Explain if the situation below describes a correlation that is not a causal relationship or a correlation that is a causal relationship.
The age of a child and the number of cousins the child has.
It's is certainly not causal. Growing older does not cause cousins to proliferate.
In fact, I don't think there's even a correlation, since cousins are produced by the parents' siblings. There may be more as time goes by, but I doubt there's any real correlation there. Some families have lots of children, and some do not.
plsss help meh
The situation described, the age of a child and the number of cousins the child has, can be seen as a correlation, but it is not necessarily a causal relationship.
A correlation refers to the association or relationship between two variables. In this case, we are looking at the age of a child and the number of cousins they have. It is possible that as the child gets older, they are more likely to have a larger number of cousins. However, this correlation does not imply that age is causing the increase in the number of cousins.
A causal relationship, on the other hand, means that one variable is directly influencing or causing changes in another variable. In this situation, age is not directly causing an increase or decrease in the number of cousins.
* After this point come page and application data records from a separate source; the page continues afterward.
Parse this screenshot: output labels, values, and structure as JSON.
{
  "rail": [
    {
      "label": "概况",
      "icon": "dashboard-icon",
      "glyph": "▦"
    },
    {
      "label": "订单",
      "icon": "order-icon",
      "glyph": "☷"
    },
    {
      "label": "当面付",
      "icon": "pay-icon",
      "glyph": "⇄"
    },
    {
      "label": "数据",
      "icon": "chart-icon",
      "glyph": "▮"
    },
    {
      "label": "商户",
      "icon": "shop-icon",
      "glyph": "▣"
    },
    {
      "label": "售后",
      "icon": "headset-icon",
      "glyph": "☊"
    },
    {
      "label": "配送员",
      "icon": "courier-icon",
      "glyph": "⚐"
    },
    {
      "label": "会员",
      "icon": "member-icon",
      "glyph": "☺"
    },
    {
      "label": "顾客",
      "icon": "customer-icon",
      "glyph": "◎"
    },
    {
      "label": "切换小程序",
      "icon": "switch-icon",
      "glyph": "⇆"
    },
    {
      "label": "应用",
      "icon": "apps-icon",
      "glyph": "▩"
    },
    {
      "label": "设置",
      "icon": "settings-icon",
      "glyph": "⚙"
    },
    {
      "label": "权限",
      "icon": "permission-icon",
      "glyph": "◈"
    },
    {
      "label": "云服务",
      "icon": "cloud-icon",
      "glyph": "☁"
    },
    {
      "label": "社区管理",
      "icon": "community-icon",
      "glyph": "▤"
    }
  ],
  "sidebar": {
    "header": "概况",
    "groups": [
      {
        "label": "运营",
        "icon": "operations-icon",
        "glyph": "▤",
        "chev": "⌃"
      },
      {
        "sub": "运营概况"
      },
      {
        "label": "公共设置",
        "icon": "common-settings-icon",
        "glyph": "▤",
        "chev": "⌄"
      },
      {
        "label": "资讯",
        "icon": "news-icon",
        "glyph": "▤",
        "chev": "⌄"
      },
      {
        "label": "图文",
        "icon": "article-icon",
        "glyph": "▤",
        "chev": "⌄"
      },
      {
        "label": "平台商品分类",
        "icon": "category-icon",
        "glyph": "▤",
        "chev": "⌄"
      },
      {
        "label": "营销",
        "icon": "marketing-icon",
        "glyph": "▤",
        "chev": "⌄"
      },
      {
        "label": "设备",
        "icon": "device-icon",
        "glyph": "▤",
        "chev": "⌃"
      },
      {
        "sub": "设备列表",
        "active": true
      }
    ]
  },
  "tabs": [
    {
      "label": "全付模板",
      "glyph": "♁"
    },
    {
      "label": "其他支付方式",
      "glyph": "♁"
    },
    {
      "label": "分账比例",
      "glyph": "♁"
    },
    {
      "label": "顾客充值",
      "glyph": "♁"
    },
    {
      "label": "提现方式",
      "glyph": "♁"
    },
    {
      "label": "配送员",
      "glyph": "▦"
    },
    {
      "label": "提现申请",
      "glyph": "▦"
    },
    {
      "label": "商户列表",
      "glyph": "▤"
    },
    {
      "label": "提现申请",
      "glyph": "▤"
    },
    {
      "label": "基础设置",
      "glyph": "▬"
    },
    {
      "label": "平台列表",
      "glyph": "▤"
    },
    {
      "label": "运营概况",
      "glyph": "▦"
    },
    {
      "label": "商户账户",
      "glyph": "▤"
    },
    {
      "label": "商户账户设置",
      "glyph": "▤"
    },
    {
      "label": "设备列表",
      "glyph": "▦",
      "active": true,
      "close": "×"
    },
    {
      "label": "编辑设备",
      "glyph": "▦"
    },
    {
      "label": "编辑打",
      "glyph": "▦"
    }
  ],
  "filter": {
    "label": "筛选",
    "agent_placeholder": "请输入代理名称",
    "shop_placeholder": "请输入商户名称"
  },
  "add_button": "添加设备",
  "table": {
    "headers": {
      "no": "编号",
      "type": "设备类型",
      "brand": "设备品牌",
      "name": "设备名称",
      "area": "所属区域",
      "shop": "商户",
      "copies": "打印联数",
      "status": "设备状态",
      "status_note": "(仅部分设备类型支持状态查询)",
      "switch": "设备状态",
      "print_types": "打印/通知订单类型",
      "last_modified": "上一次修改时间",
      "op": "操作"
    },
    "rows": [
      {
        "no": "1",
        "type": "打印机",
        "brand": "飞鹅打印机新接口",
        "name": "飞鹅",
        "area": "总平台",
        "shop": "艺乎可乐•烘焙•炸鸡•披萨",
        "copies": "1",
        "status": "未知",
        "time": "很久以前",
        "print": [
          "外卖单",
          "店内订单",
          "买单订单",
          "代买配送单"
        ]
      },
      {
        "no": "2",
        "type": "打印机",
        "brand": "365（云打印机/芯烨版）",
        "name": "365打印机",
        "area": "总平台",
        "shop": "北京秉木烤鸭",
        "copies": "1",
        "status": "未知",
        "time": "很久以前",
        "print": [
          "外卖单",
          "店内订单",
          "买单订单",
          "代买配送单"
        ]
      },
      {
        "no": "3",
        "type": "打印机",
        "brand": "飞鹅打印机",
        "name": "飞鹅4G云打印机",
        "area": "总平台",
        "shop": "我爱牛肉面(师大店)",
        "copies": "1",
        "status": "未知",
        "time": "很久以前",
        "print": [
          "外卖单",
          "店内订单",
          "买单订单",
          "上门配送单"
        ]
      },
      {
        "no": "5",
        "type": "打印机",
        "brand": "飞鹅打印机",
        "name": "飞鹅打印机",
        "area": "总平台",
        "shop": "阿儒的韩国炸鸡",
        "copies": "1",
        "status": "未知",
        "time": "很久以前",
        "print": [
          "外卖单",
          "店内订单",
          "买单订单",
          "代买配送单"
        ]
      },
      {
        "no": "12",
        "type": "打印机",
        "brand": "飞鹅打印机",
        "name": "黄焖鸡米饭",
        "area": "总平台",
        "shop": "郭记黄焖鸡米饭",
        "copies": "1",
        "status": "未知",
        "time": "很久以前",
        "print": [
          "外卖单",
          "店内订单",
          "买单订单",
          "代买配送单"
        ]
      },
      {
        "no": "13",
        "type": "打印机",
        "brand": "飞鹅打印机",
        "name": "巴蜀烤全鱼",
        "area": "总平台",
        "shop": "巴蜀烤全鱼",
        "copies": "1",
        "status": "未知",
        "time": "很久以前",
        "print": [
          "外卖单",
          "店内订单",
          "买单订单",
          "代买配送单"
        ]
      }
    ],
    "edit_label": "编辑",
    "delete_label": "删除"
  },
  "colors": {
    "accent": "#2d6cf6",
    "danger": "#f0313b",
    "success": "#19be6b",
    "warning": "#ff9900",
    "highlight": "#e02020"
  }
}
Other factors, such as family size, the age of the child's parents, or cultural practices, may play a role in the number of cousins a child has.
Therefore, the situation described is a correlation that is not a causal relationship.
To determine if the situation describes a correlation that is not a causal relationship or a correlation that is a causal relationship between the age of a child and the number of cousins the child has, we need to understand the concepts of correlation and causation.
Correlation refers to a statistical measure that indicates the extent to which two variables change together. It shows the relationship between variables, but it does not necessarily imply a cause-and-effect relationship. Causation, on the other hand, suggests that a change in one variable directly causes a change in another variable.
In the given situation, the age of a child and the number of cousins the child has can be correlated, but it does not imply a causal relationship. Here's why:
1. Correlation: It is plausible that as a child gets older, the number of cousins they have might increase. This could be due to factors like larger families or more opportunities for social interactions as the child grows. If we observe a pattern where older children tend to have more cousins, we can establish a positive correlation between age and number of cousins.
2. Causation: However, age does not directly cause the number of cousins to increase or decrease. The number of cousins a child has is not determined solely by their age, but by various other factors like the number of siblings their parents have, extended family dynamics, geographical location, or cultural norms. There is no direct cause-effect relationship between the child's age and the number of cousins they have.
To summarize, the situation described shows a correlation between the age of a child and the number of cousins they have, but it does not imply a causal relationship. It is important to differentiate between correlation and causation to avoid drawing misleading conclusions.